China is under severe criticism again — not from Trump this time but from PEN America, an organization that hovers between human rights and literature.

That there are re-education camps in China where millions of Uighurs and residents of Xinjiang get re-educated is a fact that is coming under focus now. This time, it seems they sent seventy-year-old Nurmuhammad Tohti, a Uighur writer for re- education and he died.

According to his grand daughter who lives in Canada, he was not treated for his medical condition, diabetes and heart disease.

In its 11th edition, Study in Europe (SIE) seeks to connect students in Singapore with universities in Europe and provide them access to information about institutions they might be interested in studying at, the application process together with details of various bond-free scholarships. Nations from across Europe will be represented at the annual Study in Europe education fair that presents the many diverse study programmes on offer throughout Europe and highlights a range of scholarship options that could make studying in Europe easier for students.

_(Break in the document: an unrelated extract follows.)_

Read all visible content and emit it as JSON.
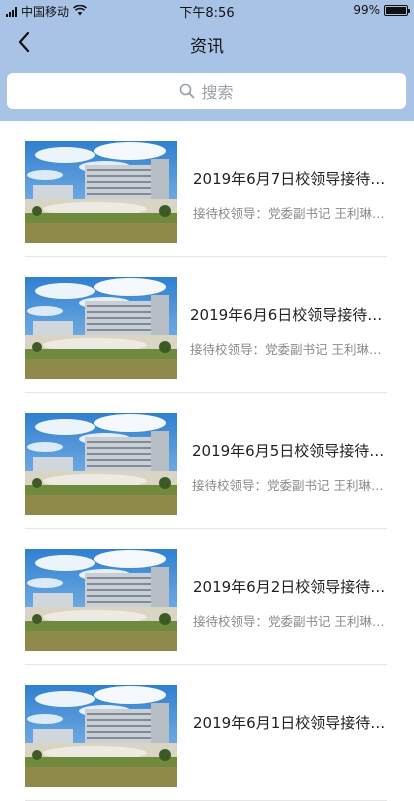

Study in Europe 2017 will be held in Suntec Singapore International Convention & Exhibition Centre. Organised by the European Union (EU) Delegation to Singapore, this fair brings together 13 European countries. The countries represented at the fair are Denmark, Finland, France, Germany, Ireland, Italy, Netherlands, Norway, Poland, Spain, Sweden, Switzerland and United Kingdom.